I’ve seen Ely Buendia’s public persona morph like a thousand suns. And by that I don’t mean that I’ve kept track of the colossal shifts in his wardrobe, or that I’ve privately mapped a tangled history of all the hairstyles he’s sported throughout his storied career. In short, I don’t mean to refer to his appearance, but, rather, how he appears as a personality: how he receives his fans, how he fields questions about his former band, how he addresses demands to perform his best-known works. All of this—despite still being an active music creator—and trends be damned. He’s told me in the past that he has finally embraced what the Eraserheads have become in popular culture, and would rather not fight how his work with them is viewed by the larger public. Damn, I’ve seen him get stopped in mid-mall-stroll, a baby thrust into his arms for a photograph, a scene you’d typically imagine involving politicians. When he was in the middle of all that ‘90s media frenzy, a soft-spoken twentysomething whose chops were anchored on various fashions—Rico J. Puno’s and John Lennon’s, The Smiths’ and APO Hiking Society’s—he virtually had no say in the shaping of public opinion of his material, and outside forces (mainstream media, his band’s record label, the charts) somehow curated his material for him. They indirectly decided how Ely Buendia the musical artist would be remembered, and he had a phase where he would even openly discredit himself or downplay the magnitude of his “hits.” Things have since changed. “It’s ironic. I’m at a point in my life where I’d rather have the audience know every song than try to convince them that my preferences are better,” he tells this writer. He is, in fact, playing a show dubbed, quite straightforwardly, as Ely Buendia Performs His Greatest Hits, which happens August 3 at the Hard Rock Café in Makati.
That being said, however, there were gaping holes in the proper appreciation of his catalogue, the most criminal of which is the audience’s overlooking of his first solo outing, Wanted: Bedspacer, from 2000. Apart from the self-titled single, a bit of down-tempo electro-pop that reeked of tranquil domesticity (or at least a pining for it), the rest of this otherwise genius release is, as earlier suggested, overlooked: a plain-looking girl shunned in favor of the outwardly more stunning. “Wanted: Bedspacer marked a time in my life when other alternatives in my music and life were becoming more apparent,” Buendia says. “It’s a cliché, but it was me basically trying to get out of the corner I had written myself into.” After the dissolution of his old band, he found himself in lo-fi, stoner-rock outfit The Mongols, whose 2004 debut Buddha’s Pest (not to mention the indie release that predated it by a year, A Fraction of a Second), though largely seen as a mere attempt by the singer-songwriter to shed himself of the trappings of yesteryears, was a natural progression in his music. He insists, “I wasn’t trying to prove anything. Everything was pointing to that sound [from the time of the Eraserheads’] Carbon Stereoxide anyway,” referring of course to the heavier, tonally darker output (read: “Keeper,” “Bulakbol”) from the short-lived quartet that counted current Pupil bandmates Yan Yuzon and Dok Sergio, as well as frequent studio collaborator Jerome Velasco, in its lineup. But, alas, “People weren’t that interested in turning a new leaf,” Buendia says. These same people will, however, ultimately warm up to Pupil, his present band, mainly on the strength of the songwriting and the newfangled instrumentation of his cohorts.

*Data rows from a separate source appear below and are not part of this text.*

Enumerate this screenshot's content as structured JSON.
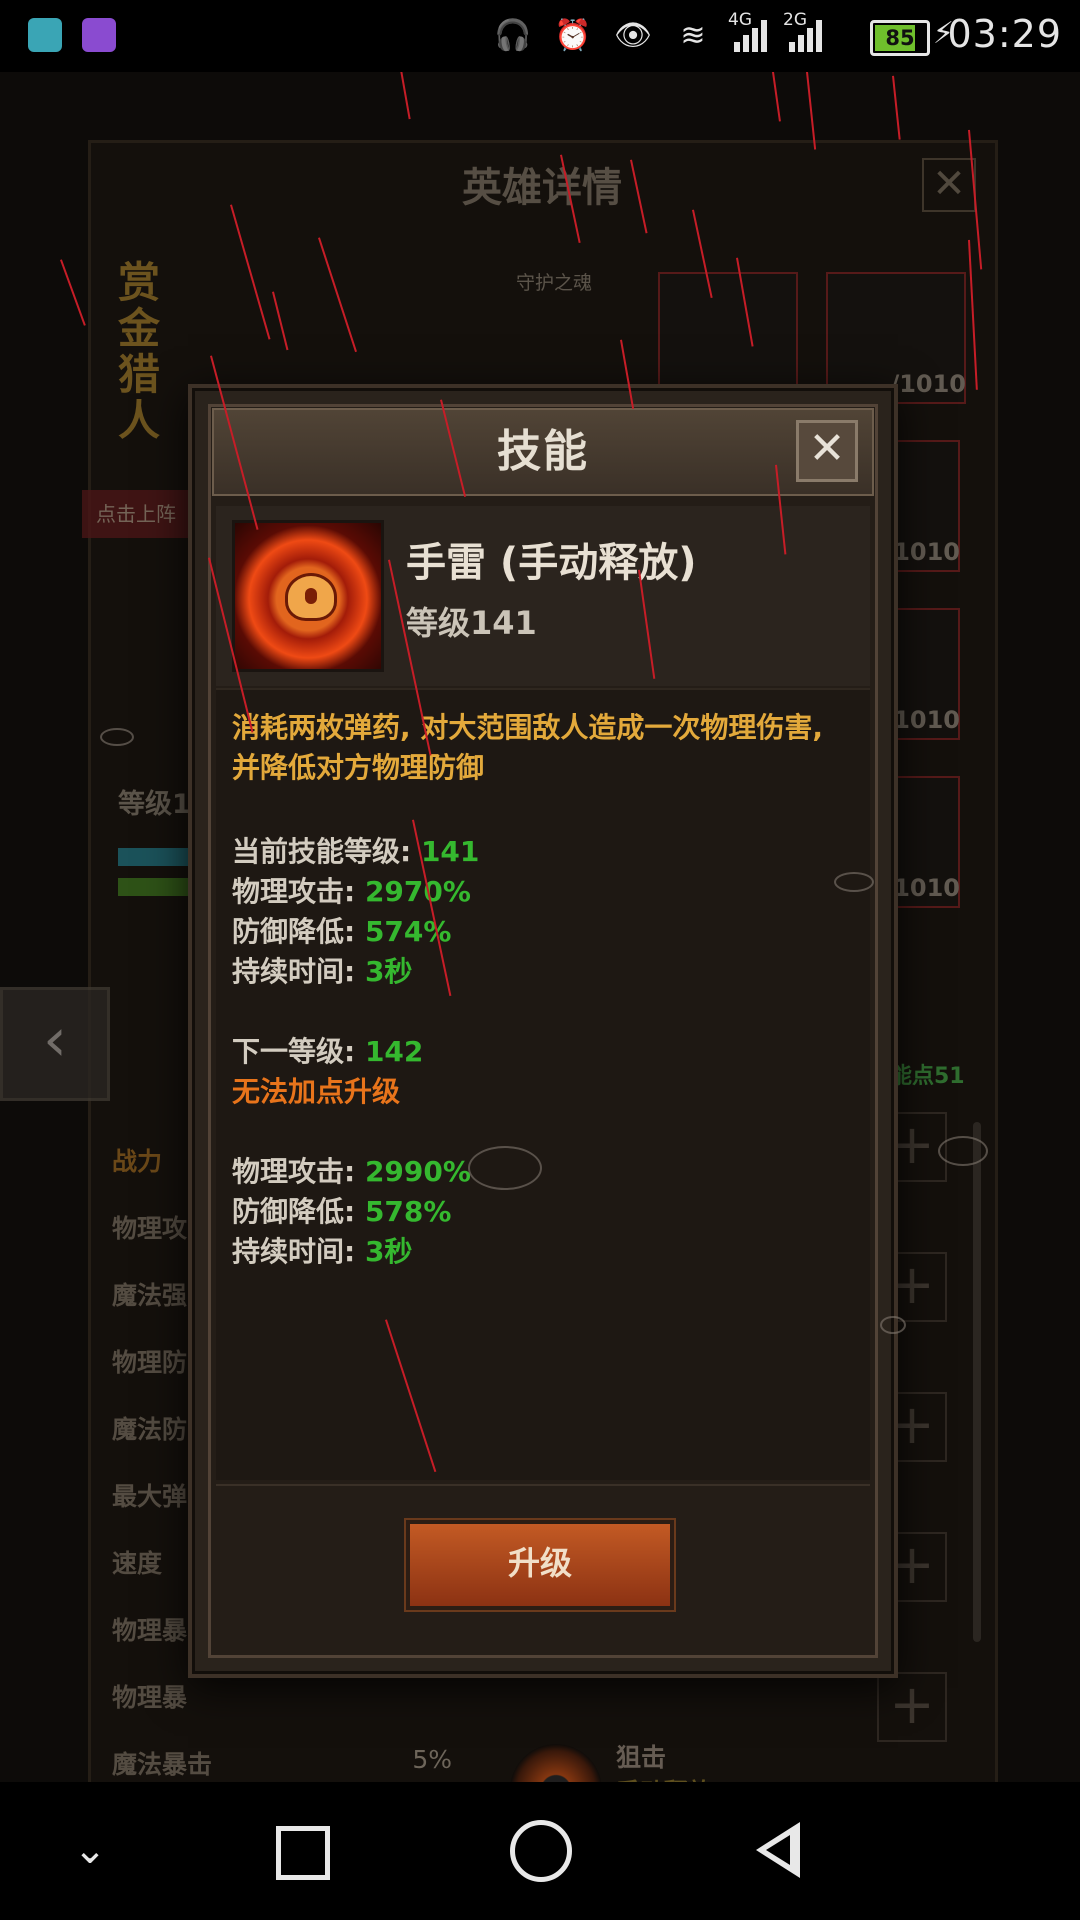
{
  "status_bar": {
    "network_4g": "4G",
    "network_2g": "2G",
    "battery_level": "85",
    "time": "03:29"
  },
  "background": {
    "panel_title": "英雄详情",
    "hero_name": "赏金猎人",
    "guardian_label": "守护之魂",
    "deploy_button": "点击上阵",
    "equipment_counts": [
      "/1010",
      "/1010",
      "/1010",
      "/1010"
    ],
    "level_label": "等级1",
    "skill_points": "能点51",
    "stats": [
      {
        "label": "战力",
        "value": ""
      },
      {
        "label": "物理攻",
        "value": ""
      },
      {
        "label": "魔法强",
        "value": ""
      },
      {
        "label": "物理防",
        "value": ""
      },
      {
        "label": "魔法防",
        "value": ""
      },
      {
        "label": "最大弹",
        "value": ""
      },
      {
        "label": "速度",
        "value": ""
      },
      {
        "label": "物理暴",
        "value": ""
      },
      {
        "label": "物理暴",
        "value": ""
      },
      {
        "label": "魔法暴击",
        "value": "5%"
      }
    ],
    "snipe_skill": {
      "name": "狙击",
      "mode": "手动释放"
    }
  },
  "dialog": {
    "title": "技能",
    "skill_name": "手雷 (手动释放)",
    "skill_level": "等级141",
    "description": "消耗两枚弹药, 对大范围敌人造成一次物理伤害, 并降低对方物理防御",
    "current": {
      "level_label": "当前技能等级: ",
      "level_value": "141",
      "phys_attack_label": "物理攻击: ",
      "phys_attack_value": "2970%",
      "def_reduce_label": "防御降低: ",
      "def_reduce_value": "574%",
      "duration_label": "持续时间: ",
      "duration_value": "3秒"
    },
    "next": {
      "level_label": "下一等级: ",
      "level_value": "142",
      "warning": "无法加点升级",
      "phys_attack_label": "物理攻击: ",
      "phys_attack_value": "2990%",
      "def_reduce_label": "防御降低: ",
      "def_reduce_value": "578%",
      "duration_label": "持续时间: ",
      "duration_value": "3秒"
    },
    "upgrade_button": "升级"
  },
  "colors": {
    "value_green": "#35b82f",
    "description_gold": "#e3a93b",
    "warning_orange": "#e8741b",
    "button_orange": "#c35a24",
    "rain_red": "#c61d27"
  }
}
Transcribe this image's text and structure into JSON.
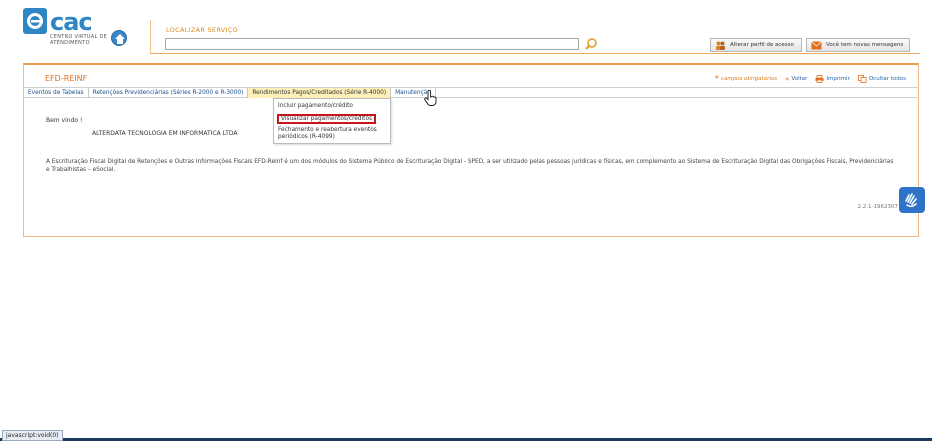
{
  "header": {
    "logo_text": "cac",
    "logo_subtitle": "CENTRO VIRTUAL DE ATENDIMENTO",
    "search_label": "LOCALIZAR SERVIÇO",
    "search_value": "",
    "btn_perfil": "Alterar perfil de acesso",
    "btn_msg": "Você tem novas mensagens"
  },
  "panel": {
    "title": "EFD-REINF",
    "required": "campos obrigatórios",
    "voltar": "Voltar",
    "imprimir": "Imprimir",
    "ocultar": "Ocultar todos"
  },
  "menu": [
    "Eventos de Tabelas",
    "Retenções Previdenciárias (Séries R-2000 e R-3000)",
    "Rendimentos Pagos/Creditados (Série R-4000)",
    "Manutenção"
  ],
  "dropdown": [
    "Incluir pagamento/crédito",
    "Visualizar pagamentos/créditos",
    "Fechamento e reabertura eventos periódicos (R-4099)"
  ],
  "content": {
    "welcome": "Bem vindo !",
    "company": "ALTERDATA TECNOLOGIA EM INFORMATICA LTDA",
    "description": "A Escrituração Fiscal Digital de Retenções e Outras Informações Fiscais EFD-Reinf é um dos módulos do Sistema Público de Escrituração Digital - SPED, a ser utilizado pelas pessoas jurídicas e físicas, em complemento ao Sistema de Escrituração Digital das Obrigações Fiscais, Previdenciárias e Trabalhistas – eSocial.",
    "version": "2.2.1-1962307"
  },
  "status": {
    "text": "javascript:void(0)"
  },
  "colors": {
    "accent": "#e0701e",
    "brand": "#2f86c4",
    "highlight": "#c9141a"
  }
}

Buendia’s collaborative spirit remains to this day. In 2010, he finished the record that he began with the late Francis Magalona, In Love and War, with a little help from his friends. “Every time I hear a band I like, I always fantasize about being frontman of that band. This album made some of those fantasies come true.” As we speak, he has almost completed studio work for the first release by Oktaves, the group that puts together the members of Hilera with erstwhile Jerks guitarist Nitoy Adriano and himself. “I like to act as casting director in finding a collaborator. I try to find the best person to interpret what I’m trying to put across,” he speaks of his eye for creative partners.

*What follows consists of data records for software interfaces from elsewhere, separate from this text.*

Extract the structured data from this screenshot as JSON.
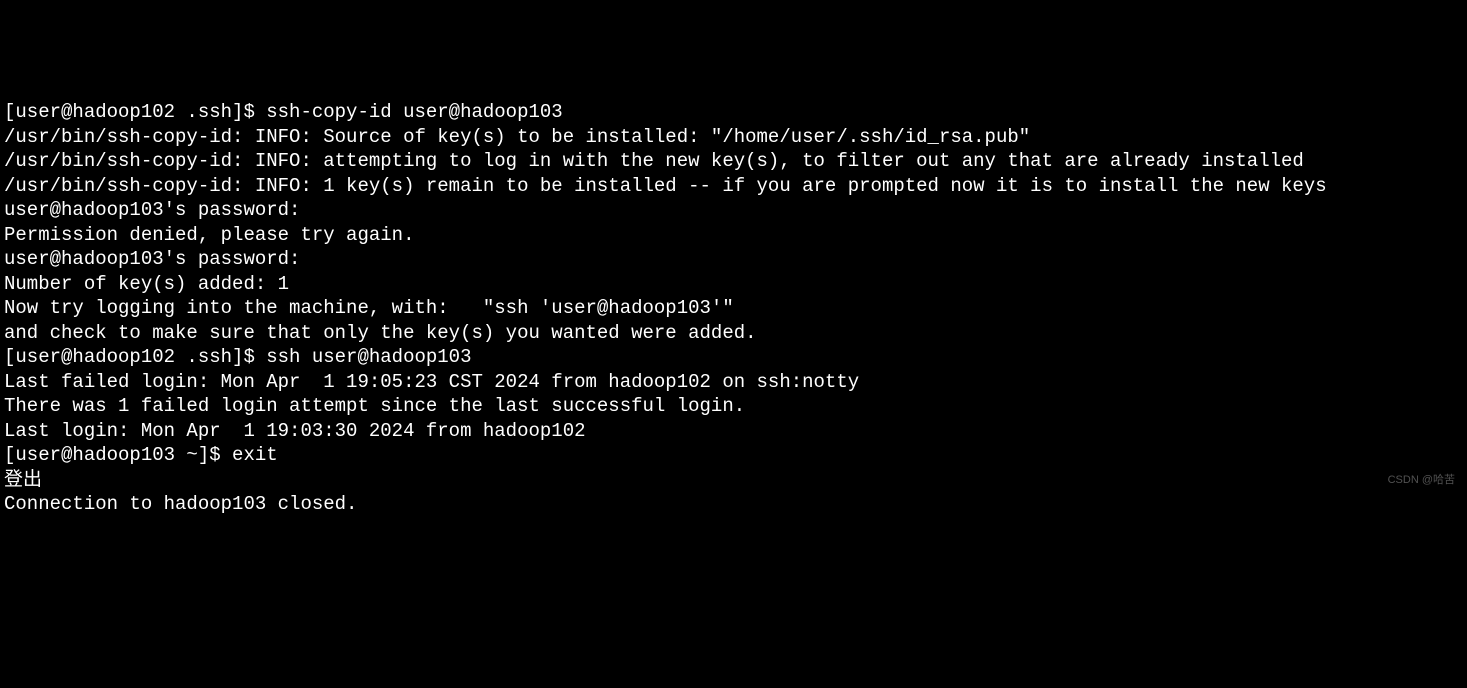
{
  "lines": [
    "[user@hadoop102 .ssh]$ ssh-copy-id user@hadoop103",
    "/usr/bin/ssh-copy-id: INFO: Source of key(s) to be installed: \"/home/user/.ssh/id_rsa.pub\"",
    "/usr/bin/ssh-copy-id: INFO: attempting to log in with the new key(s), to filter out any that are already installed",
    "/usr/bin/ssh-copy-id: INFO: 1 key(s) remain to be installed -- if you are prompted now it is to install the new keys",
    "user@hadoop103's password:",
    "Permission denied, please try again.",
    "user@hadoop103's password:",
    "",
    "Number of key(s) added: 1",
    "",
    "Now try logging into the machine, with:   \"ssh 'user@hadoop103'\"",
    "and check to make sure that only the key(s) you wanted were added.",
    "",
    "[user@hadoop102 .ssh]$ ssh user@hadoop103",
    "Last failed login: Mon Apr  1 19:05:23 CST 2024 from hadoop102 on ssh:notty",
    "There was 1 failed login attempt since the last successful login.",
    "Last login: Mon Apr  1 19:03:30 2024 from hadoop102",
    "[user@hadoop103 ~]$ exit",
    "登出",
    "Connection to hadoop103 closed."
  ],
  "watermark": "CSDN @哈苦"
}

And speaking of partners, Ely’s coming together with a different band for his solo show (which, as earlier mentioned, happens August 3 at the Hard Rock Café in Makati). “I finally get to work with Kakoy Legaspi, as well as get reunited with old college mate Simon Tan on bass. I respect and admire each and every one of these musicians.” Meanwhile, Chino David, who Buendia says is “doing a bang-up job despite the limited resources,” will be acting as the show’s musical director.
Tickets to the show need to be purchased in advance. Instructions here. Proceeds will go to the benefit of the A. Mabini Youth Center. “We’re trying to come up with enough money to build a youth center in Manila where kids can find useful alternatives to how they spend their time,” Ely says.
Photography by Peter Tom Tolibas. All rights reserved. Used with permission.